Health and social care systems are ‘failing’ older patients, says BMA
Increasing pressure from an ageing population is leaving the healthcare system unable to cope
The healthcare system is “fragmented” and “failing” older patients, a new report from the British Medical Association (BMA) has found.
The report, Growing Older in the UK, warns that increasing pressure from an ageing population with more complex needs is leaving the healthcare system unable to cope.
The BMA estimates that four in 10 people aged over 65 years old and seven in 10 over 85 years olds have a long-term illness.
Meanwhile, out of 16 million adults admitted to hospital in England in 2014/15, 47% were aged over 65.
Professor Parveen Kumar, BMA board of science chair, said “far more” needs to be done to ensure greater integration between health and social care services and help these services cope with the needs of older patients.
She said: “In particular, we must tackle the under-diagnosis and under-treatment of mental health conditions in older adults, to make sure that their mental health is treated as importantly as their physical health.”
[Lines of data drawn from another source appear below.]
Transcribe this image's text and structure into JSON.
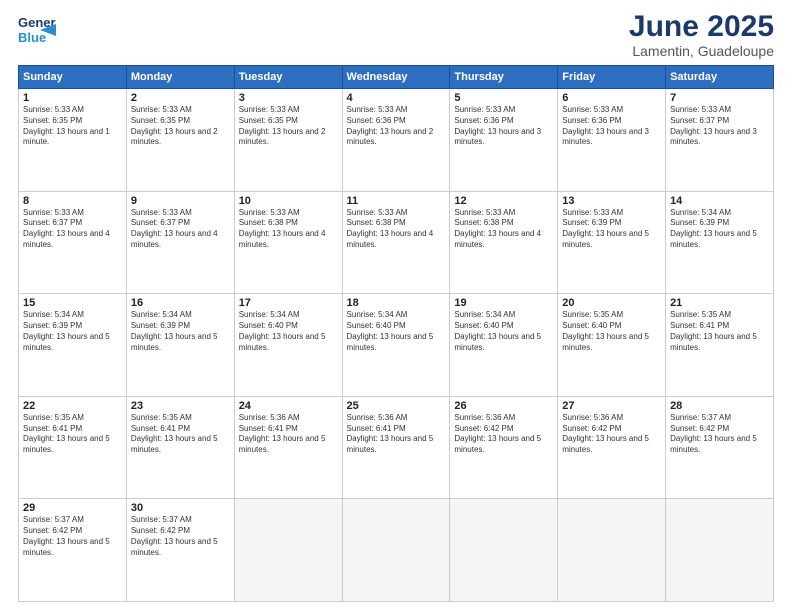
{
  "logo": {
    "general": "General",
    "blue": "Blue"
  },
  "title": "June 2025",
  "subtitle": "Lamentin, Guadeloupe",
  "days_of_week": [
    "Sunday",
    "Monday",
    "Tuesday",
    "Wednesday",
    "Thursday",
    "Friday",
    "Saturday"
  ],
  "weeks": [
    [
      {
        "day": "1",
        "rise": "5:33 AM",
        "set": "6:35 PM",
        "hours": "13 hours and 1 minute."
      },
      {
        "day": "2",
        "rise": "5:33 AM",
        "set": "6:35 PM",
        "hours": "13 hours and 2 minutes."
      },
      {
        "day": "3",
        "rise": "5:33 AM",
        "set": "6:35 PM",
        "hours": "13 hours and 2 minutes."
      },
      {
        "day": "4",
        "rise": "5:33 AM",
        "set": "6:36 PM",
        "hours": "13 hours and 2 minutes."
      },
      {
        "day": "5",
        "rise": "5:33 AM",
        "set": "6:36 PM",
        "hours": "13 hours and 3 minutes."
      },
      {
        "day": "6",
        "rise": "5:33 AM",
        "set": "6:36 PM",
        "hours": "13 hours and 3 minutes."
      },
      {
        "day": "7",
        "rise": "5:33 AM",
        "set": "6:37 PM",
        "hours": "13 hours and 3 minutes."
      }
    ],
    [
      {
        "day": "8",
        "rise": "5:33 AM",
        "set": "6:37 PM",
        "hours": "13 hours and 4 minutes."
      },
      {
        "day": "9",
        "rise": "5:33 AM",
        "set": "6:37 PM",
        "hours": "13 hours and 4 minutes."
      },
      {
        "day": "10",
        "rise": "5:33 AM",
        "set": "6:38 PM",
        "hours": "13 hours and 4 minutes."
      },
      {
        "day": "11",
        "rise": "5:33 AM",
        "set": "6:38 PM",
        "hours": "13 hours and 4 minutes."
      },
      {
        "day": "12",
        "rise": "5:33 AM",
        "set": "6:38 PM",
        "hours": "13 hours and 4 minutes."
      },
      {
        "day": "13",
        "rise": "5:33 AM",
        "set": "6:39 PM",
        "hours": "13 hours and 5 minutes."
      },
      {
        "day": "14",
        "rise": "5:34 AM",
        "set": "6:39 PM",
        "hours": "13 hours and 5 minutes."
      }
    ],
    [
      {
        "day": "15",
        "rise": "5:34 AM",
        "set": "6:39 PM",
        "hours": "13 hours and 5 minutes."
      },
      {
        "day": "16",
        "rise": "5:34 AM",
        "set": "6:39 PM",
        "hours": "13 hours and 5 minutes."
      },
      {
        "day": "17",
        "rise": "5:34 AM",
        "set": "6:40 PM",
        "hours": "13 hours and 5 minutes."
      },
      {
        "day": "18",
        "rise": "5:34 AM",
        "set": "6:40 PM",
        "hours": "13 hours and 5 minutes."
      },
      {
        "day": "19",
        "rise": "5:34 AM",
        "set": "6:40 PM",
        "hours": "13 hours and 5 minutes."
      },
      {
        "day": "20",
        "rise": "5:35 AM",
        "set": "6:40 PM",
        "hours": "13 hours and 5 minutes."
      },
      {
        "day": "21",
        "rise": "5:35 AM",
        "set": "6:41 PM",
        "hours": "13 hours and 5 minutes."
      }
    ],
    [
      {
        "day": "22",
        "rise": "5:35 AM",
        "set": "6:41 PM",
        "hours": "13 hours and 5 minutes."
      },
      {
        "day": "23",
        "rise": "5:35 AM",
        "set": "6:41 PM",
        "hours": "13 hours and 5 minutes."
      },
      {
        "day": "24",
        "rise": "5:36 AM",
        "set": "6:41 PM",
        "hours": "13 hours and 5 minutes."
      },
      {
        "day": "25",
        "rise": "5:36 AM",
        "set": "6:41 PM",
        "hours": "13 hours and 5 minutes."
      },
      {
        "day": "26",
        "rise": "5:36 AM",
        "set": "6:42 PM",
        "hours": "13 hours and 5 minutes."
      },
      {
        "day": "27",
        "rise": "5:36 AM",
        "set": "6:42 PM",
        "hours": "13 hours and 5 minutes."
      },
      {
        "day": "28",
        "rise": "5:37 AM",
        "set": "6:42 PM",
        "hours": "13 hours and 5 minutes."
      }
    ],
    [
      {
        "day": "29",
        "rise": "5:37 AM",
        "set": "6:42 PM",
        "hours": "13 hours and 5 minutes."
      },
      {
        "day": "30",
        "rise": "5:37 AM",
        "set": "6:42 PM",
        "hours": "13 hours and 5 minutes."
      },
      null,
      null,
      null,
      null,
      null
    ]
  ]
}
The BMA estimates in their report that only a small proportion of older people with depression seek treatment.
Research suggests that, although between 20% and 40% of older people show signs of depression; only around 8% consult a GP.
The report says: “GPs have a unique role in coordinating the care of older adults with physical and mental health problems: continuity of care and advance care planning are two areas that are key to providing better care.
“Resources and investment will need to reflect the key roles of general practice, the need for rapid supported discharge from hospital, and for responsive integrated community services.”
The report also recommends more attention be paid to carers, of which there are 6.5 million in the UK.
To replace this unpaid workforce would cost £132 billion per year, which equates to a second NHS.
Kumar added: “Caring is something that most people do, but which they are not prepared or trained for, and which can have a significant impact on carer’s lives in terms of work, health, income, family and other relationships.
“We must ensure there is a focus on a carer friendly health services which supports carers not only to look after their loved one, but to look after their own health and wellbeing as well.
“With demand on health and social care services increasing, the government must outline long-term solutions that provide the security that older people need and deserve.”
The report follows warnings from the King’s Fund and Nuffield Trust that vulnerable, older people in England are being left to fend for themselves because government-funded care is being scaled back, with spending on care by councils falling by 25% between 2010 and 2015.